Exercise description:
Throughout the entries below, report every line where "Taamp" is found.
*** Information shown ***
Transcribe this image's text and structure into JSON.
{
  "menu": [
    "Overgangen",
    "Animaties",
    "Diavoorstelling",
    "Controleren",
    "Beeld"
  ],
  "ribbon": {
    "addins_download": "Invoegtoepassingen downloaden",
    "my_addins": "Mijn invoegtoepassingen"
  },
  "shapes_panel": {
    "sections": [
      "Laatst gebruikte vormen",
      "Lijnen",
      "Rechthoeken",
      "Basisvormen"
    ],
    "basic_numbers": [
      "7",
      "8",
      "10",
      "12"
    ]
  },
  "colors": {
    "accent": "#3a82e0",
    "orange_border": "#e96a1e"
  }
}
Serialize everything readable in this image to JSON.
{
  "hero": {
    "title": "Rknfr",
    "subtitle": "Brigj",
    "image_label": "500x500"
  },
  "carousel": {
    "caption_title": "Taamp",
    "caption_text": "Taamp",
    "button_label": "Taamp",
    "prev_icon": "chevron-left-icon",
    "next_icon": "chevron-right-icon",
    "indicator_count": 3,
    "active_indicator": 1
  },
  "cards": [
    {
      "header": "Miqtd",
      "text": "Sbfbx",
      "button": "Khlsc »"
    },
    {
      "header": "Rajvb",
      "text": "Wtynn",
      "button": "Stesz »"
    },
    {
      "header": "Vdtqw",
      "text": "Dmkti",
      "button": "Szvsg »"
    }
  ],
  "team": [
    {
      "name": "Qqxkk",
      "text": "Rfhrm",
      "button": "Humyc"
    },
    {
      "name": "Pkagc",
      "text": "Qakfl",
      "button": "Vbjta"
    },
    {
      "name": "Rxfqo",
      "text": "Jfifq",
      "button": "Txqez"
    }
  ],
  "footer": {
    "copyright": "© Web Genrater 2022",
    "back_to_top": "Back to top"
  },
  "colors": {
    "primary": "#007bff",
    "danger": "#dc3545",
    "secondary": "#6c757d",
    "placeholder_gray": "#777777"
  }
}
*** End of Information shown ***
Exercise output:
    "caption_title": "Taamp",
    "caption_text": "Taamp",
    "button_label": "Taamp",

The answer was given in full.